Caught on video: Are they liable for their ‘patient’s’ death?
Four hours after an EMS crew released Paul Tarashuk, he was struck and killed by a vehicle; David Givot breaks down issues of patient abandonment, negligence and responsibility
Update: The South Carolina Law Enforcement Division (SLED) has concluded its investigation into the actions of first responders after Paul Tarashuk was struck and killed by a vehicle after being released by EMS. Read the updates here.
If Jussie Smollett and Nicholas Sandmann have taught us anything, it’s to put away the torches and pitchforks until we have considered all of the facts and circumstances; not just react to the perception or the commentary or an inflammatory video presented without context.

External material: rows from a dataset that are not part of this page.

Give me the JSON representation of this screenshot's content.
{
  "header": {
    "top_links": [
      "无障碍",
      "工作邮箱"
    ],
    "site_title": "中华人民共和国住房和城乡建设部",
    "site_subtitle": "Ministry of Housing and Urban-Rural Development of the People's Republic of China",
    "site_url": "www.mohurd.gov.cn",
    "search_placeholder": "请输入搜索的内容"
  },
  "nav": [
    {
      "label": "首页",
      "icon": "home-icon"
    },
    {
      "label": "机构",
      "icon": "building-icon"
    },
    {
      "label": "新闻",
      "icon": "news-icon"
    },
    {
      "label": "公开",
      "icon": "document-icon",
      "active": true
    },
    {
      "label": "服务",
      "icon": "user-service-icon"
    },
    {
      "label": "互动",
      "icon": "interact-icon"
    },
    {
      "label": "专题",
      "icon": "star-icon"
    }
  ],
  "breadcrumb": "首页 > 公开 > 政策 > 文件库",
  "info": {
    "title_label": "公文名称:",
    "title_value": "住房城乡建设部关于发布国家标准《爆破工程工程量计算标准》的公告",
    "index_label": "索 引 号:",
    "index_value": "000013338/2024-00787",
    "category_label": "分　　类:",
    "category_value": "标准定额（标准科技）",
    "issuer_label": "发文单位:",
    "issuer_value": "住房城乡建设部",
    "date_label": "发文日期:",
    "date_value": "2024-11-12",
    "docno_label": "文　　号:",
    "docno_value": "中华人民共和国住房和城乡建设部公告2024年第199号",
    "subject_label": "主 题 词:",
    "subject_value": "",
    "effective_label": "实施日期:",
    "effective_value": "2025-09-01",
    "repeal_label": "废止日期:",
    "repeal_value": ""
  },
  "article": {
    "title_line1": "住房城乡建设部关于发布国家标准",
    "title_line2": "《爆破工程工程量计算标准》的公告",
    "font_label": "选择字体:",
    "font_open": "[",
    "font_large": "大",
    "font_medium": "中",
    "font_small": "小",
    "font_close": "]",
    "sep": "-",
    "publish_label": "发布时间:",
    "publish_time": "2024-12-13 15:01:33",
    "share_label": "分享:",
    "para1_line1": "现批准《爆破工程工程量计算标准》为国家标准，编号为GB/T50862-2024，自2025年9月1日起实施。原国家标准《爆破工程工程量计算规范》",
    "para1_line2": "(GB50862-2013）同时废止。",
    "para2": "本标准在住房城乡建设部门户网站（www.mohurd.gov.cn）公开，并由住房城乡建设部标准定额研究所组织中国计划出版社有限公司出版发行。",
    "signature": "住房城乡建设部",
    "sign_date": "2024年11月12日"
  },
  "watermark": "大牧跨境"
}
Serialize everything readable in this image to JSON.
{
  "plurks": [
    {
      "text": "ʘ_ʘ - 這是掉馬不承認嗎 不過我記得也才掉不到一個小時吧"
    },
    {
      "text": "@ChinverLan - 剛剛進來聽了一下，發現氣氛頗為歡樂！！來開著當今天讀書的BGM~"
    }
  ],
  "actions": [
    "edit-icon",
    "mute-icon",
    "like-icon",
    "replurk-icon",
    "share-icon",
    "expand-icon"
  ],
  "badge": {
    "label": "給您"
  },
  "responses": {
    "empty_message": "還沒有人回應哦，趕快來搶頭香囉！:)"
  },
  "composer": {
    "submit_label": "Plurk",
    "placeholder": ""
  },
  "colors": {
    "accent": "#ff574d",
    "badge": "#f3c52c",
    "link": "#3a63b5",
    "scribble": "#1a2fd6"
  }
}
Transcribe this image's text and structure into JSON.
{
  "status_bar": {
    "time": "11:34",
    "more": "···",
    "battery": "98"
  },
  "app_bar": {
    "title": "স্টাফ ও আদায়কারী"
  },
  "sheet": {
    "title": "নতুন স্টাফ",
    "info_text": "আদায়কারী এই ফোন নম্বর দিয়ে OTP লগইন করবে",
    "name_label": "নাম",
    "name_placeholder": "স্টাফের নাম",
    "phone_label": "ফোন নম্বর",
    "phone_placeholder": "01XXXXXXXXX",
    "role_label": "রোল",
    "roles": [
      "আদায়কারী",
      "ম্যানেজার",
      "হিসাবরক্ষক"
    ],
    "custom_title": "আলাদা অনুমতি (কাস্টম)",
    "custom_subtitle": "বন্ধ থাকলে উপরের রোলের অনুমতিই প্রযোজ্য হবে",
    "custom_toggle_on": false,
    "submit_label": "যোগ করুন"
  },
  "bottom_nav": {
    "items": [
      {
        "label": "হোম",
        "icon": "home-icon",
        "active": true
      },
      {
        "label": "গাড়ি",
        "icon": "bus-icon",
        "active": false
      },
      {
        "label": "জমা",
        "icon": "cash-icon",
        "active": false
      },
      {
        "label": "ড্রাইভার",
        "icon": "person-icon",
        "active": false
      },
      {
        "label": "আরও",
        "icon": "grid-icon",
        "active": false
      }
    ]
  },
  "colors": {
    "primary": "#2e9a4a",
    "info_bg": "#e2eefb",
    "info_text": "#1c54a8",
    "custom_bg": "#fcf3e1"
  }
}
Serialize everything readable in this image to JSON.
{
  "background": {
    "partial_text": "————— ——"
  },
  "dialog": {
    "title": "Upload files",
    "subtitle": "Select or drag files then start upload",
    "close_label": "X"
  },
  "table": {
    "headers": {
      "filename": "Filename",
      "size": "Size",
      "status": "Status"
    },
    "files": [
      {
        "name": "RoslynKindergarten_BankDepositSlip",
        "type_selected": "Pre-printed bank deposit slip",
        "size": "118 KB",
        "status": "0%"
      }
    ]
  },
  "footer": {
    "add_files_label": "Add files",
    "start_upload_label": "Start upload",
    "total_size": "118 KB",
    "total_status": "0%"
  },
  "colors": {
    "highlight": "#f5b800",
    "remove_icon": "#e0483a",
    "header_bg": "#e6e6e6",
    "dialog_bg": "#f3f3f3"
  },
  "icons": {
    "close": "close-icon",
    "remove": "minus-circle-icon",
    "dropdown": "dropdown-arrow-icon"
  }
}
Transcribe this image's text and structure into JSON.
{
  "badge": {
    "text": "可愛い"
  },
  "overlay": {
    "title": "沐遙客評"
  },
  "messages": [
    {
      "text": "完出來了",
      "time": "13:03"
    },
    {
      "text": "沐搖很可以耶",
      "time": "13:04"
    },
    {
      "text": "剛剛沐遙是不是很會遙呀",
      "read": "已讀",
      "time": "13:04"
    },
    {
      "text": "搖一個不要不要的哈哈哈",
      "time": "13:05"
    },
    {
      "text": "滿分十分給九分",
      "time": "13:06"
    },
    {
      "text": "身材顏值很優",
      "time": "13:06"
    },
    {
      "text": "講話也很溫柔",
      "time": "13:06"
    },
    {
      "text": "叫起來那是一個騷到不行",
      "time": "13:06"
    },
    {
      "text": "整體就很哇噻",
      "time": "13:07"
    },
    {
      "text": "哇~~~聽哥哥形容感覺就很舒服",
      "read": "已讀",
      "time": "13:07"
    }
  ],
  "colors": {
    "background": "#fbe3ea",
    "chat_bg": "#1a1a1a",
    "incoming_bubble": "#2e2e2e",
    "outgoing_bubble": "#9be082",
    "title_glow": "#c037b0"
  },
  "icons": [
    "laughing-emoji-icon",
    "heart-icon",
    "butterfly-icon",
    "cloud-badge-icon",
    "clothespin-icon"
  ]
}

The videos of the Orangeburg County, South Carolina, EMS crew managing a non-verbal individual at the side of the road, is – to say the least – not flattering. Four hours after the EMS crew released Paul Tarashuk, he was hit and killed by a car.
This case study warrants significant thought and consideration before any morality mob takes to the street casting judgment on these providers and suggesting that they are somehow responsible for the man’s death; that they should be fired; that their lives should be ruined.
Let’s walk through the facts.